|by:||Oct 26, 2007|
The team that brought The Eleventh Hour to Canadian screens is wrapping the Toronto shoot of its CTV MOW Who Named the Knife. A fictional adaptation of the 2007 book by Linda Spalding, the $4-million two-hour drama (set to also bow on Lifetime in the States) follows the budding relationship between a woman and a female convict who she believes is wrongfully imprisoned.
"The two lead characters are women, and it's a story you don't often read about women," says screenwriter and exec producer Semi Chellas. "It has the quality of journalism like in The Eleventh Hour, where the characters are digging into the facts and picking up the pieces to create a story."
Annabeth Gish (Brotherhood, The West Wing) plays Sally Linden, a murder trial juror who feels reasonable doubt about the charges, but is dismissed from jury duty before deliberations start. The woman, Theresa, played by Chandra West of NYPD Blue, is convicted. Flash forward 15 years, Sally tracks Theresa down and works through her initial feelings of doubt to uncover a possible misjudgment.
"This project has elements of some great dramas like Dead Man Walking... and this great BBC production Longford by Peter Morgan. They're all about relationships with someone in real life and someone in prison," Chellas says.
Executive producer Ilana Frank worked with Chellas (and Spalding's scriptwriter daughter, Esta) on The Eleventh Hour, and the duo pitched the script to CTV's then-creative head of dramatic programming Tecca Crosby and former SVP of programming Bill Mustos. Despite the departure of both execs from the network, Chellas says the relationship with CTV has not changed. Production exec Kathleen Meek is now the go-to person for the terrestrial, and she was on board with the project from day one, when she was the manager of BCE drama development.
The supporting cast includes Maury Chaykin (Entourage), Callum Keith Rennie (Battlestar Galactica) and Headstones' lead singer Hugh Dillon (Durham County). Although Chellas wasn't involved with the casting, she admits to having pictured Dillon in the role of the villain. "He can play compelling, charming and frightening, so there's a joy in watching him on set," she says.
The crew behind the MOW includes exec producer Daniel Iron (Away from Her) for Toronto's Thump. Director David Wellington recently wrapped up work on Frank's latest mini, Would Be Kings, also due on CTV, and worked with Chellas on the Showtime/CBC MOW Restless Spirits.
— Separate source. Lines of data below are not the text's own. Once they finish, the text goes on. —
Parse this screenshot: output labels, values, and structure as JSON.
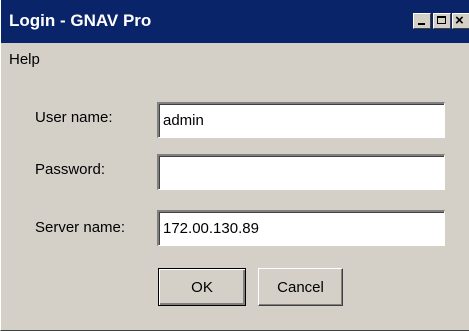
{
  "window": {
    "title": "Login - GNAV Pro",
    "controls": {
      "minimize": "minimize-icon",
      "maximize": "maximize-icon",
      "close": "×"
    }
  },
  "menu": {
    "items": [
      {
        "label": "Help"
      }
    ]
  },
  "form": {
    "username": {
      "label": "User name:",
      "value": "admin"
    },
    "password": {
      "label": "Password:",
      "value": ""
    },
    "server": {
      "label": "Server name:",
      "value": "172.00.130.89"
    }
  },
  "buttons": {
    "ok": "OK",
    "cancel": "Cancel"
  },
  "colors": {
    "titlebar": "#0a246a",
    "face": "#d4d0c8",
    "title_text": "#ffffff"
  }
}
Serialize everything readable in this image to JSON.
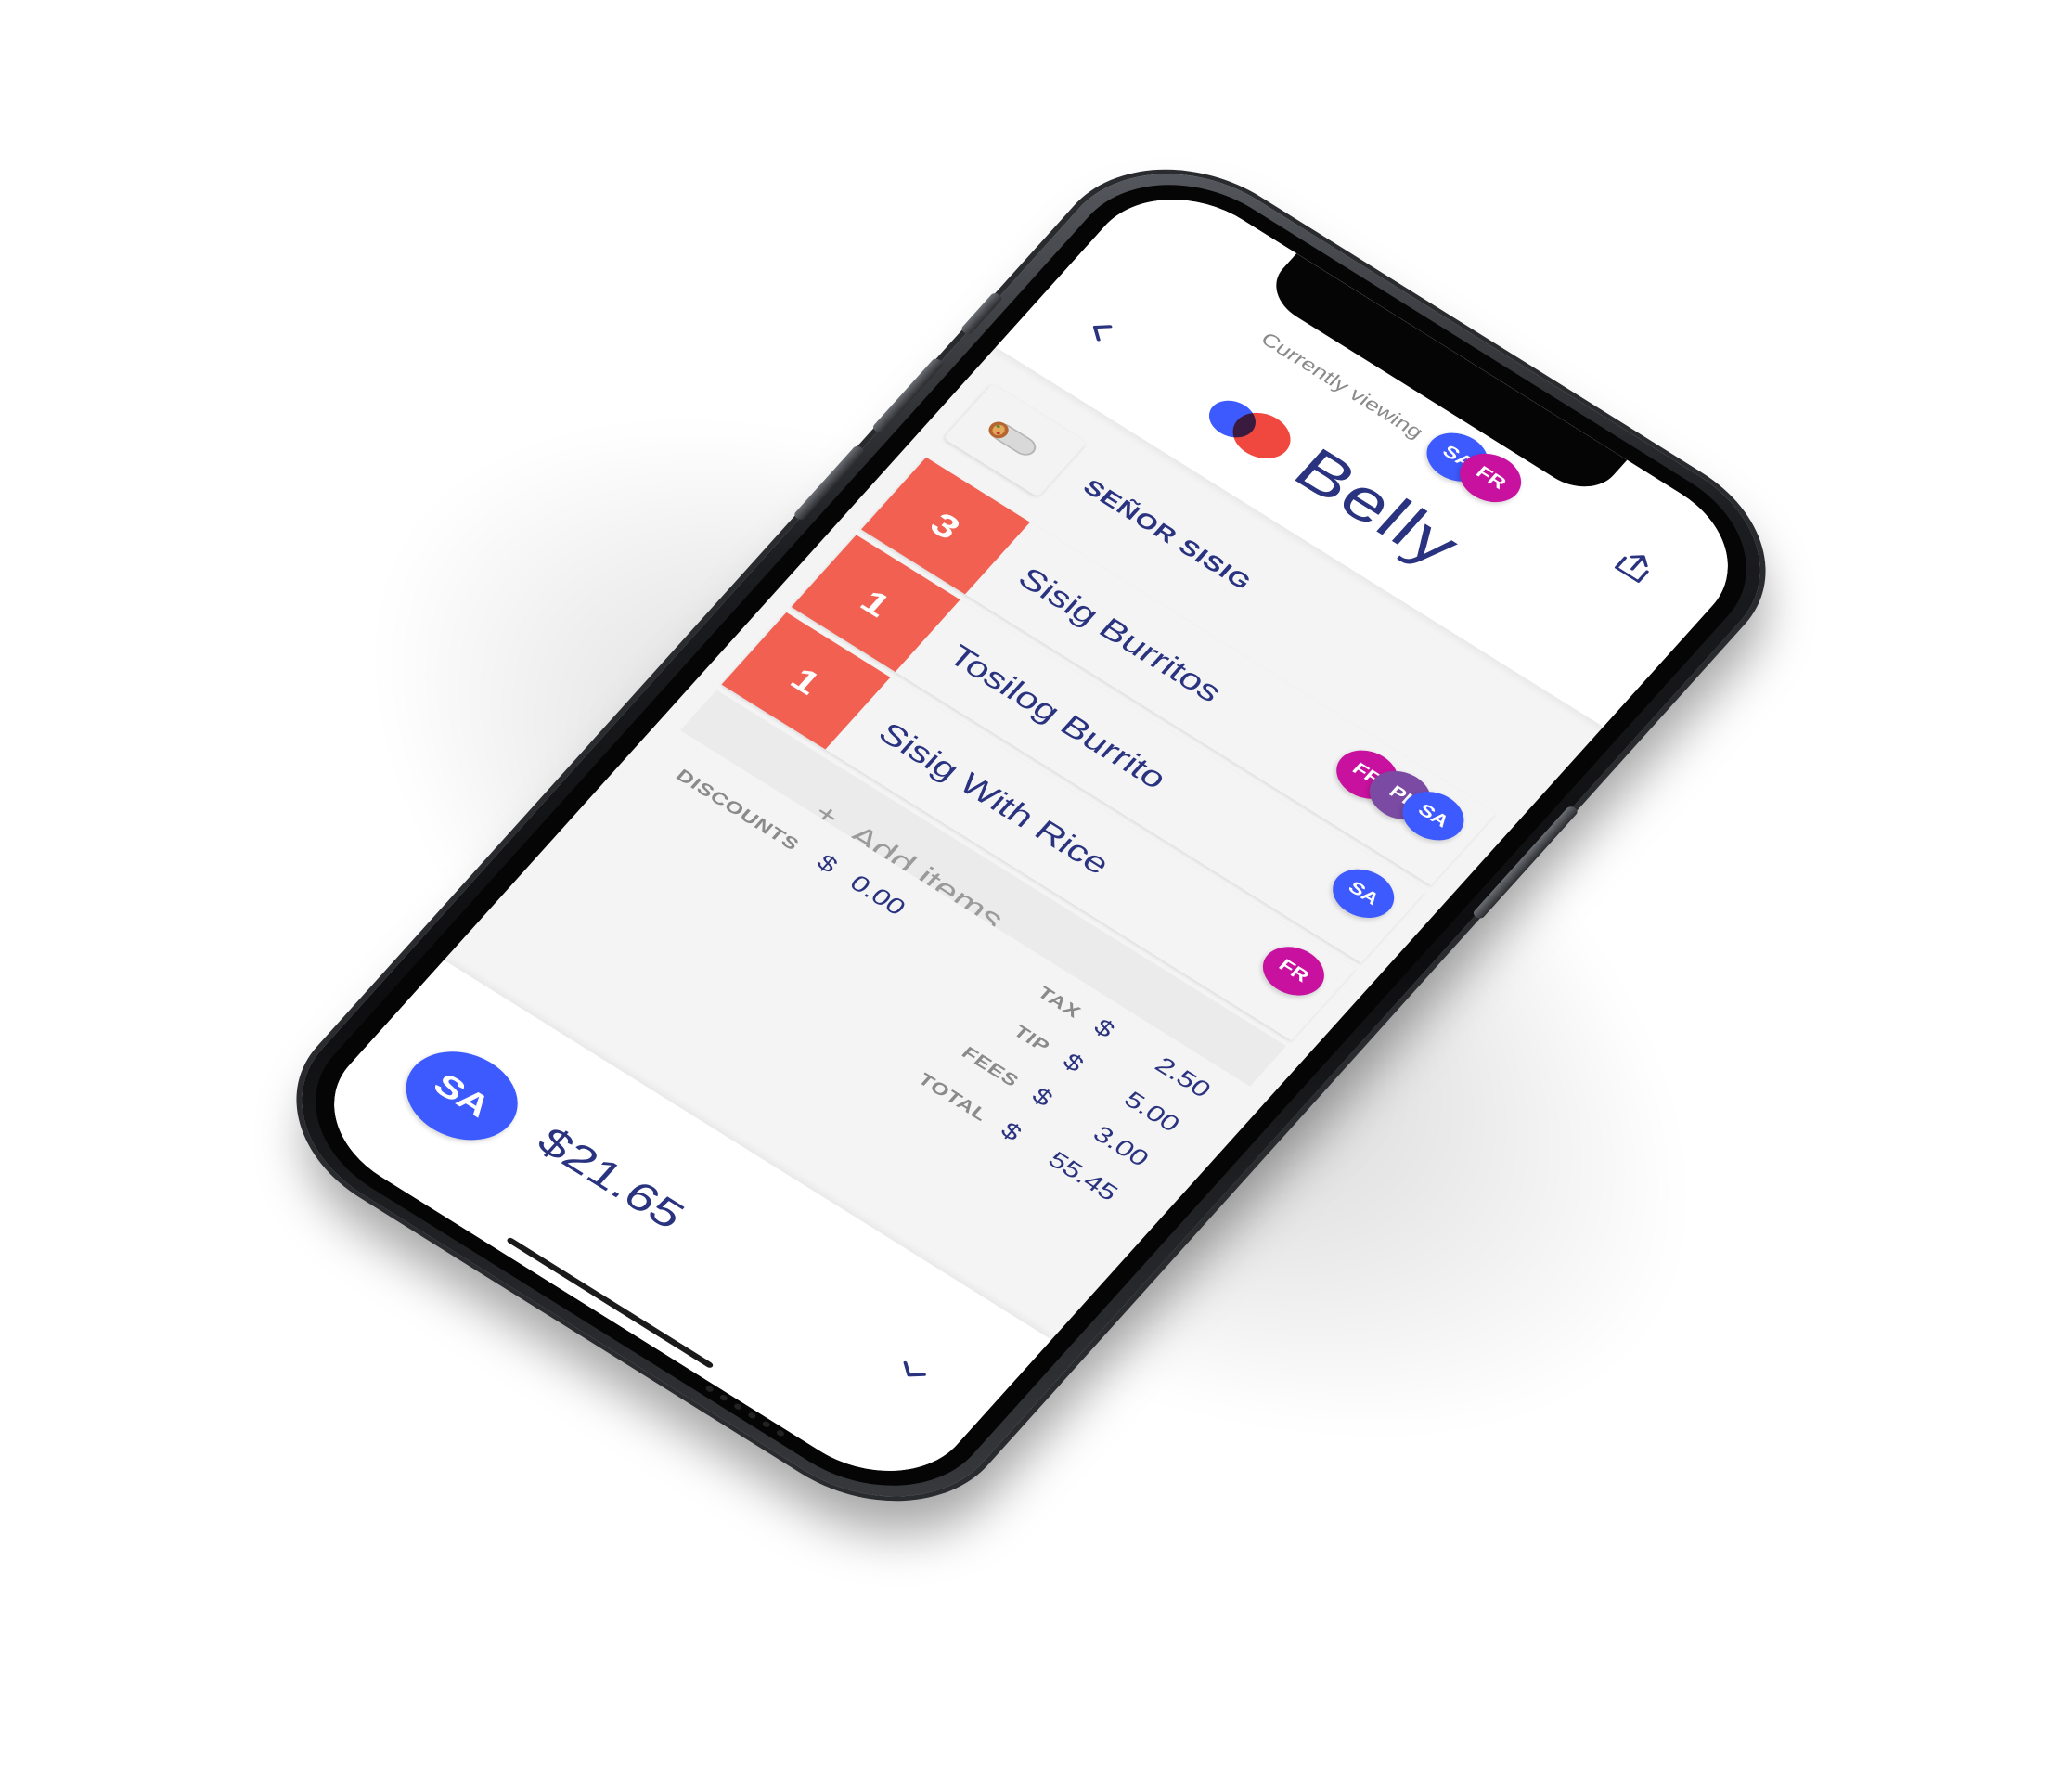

The majority of Who Named the Knife was filmed in Toronto, but some of the cast and crew will be making the journey to Hawaii at the end of the year to wrap the project.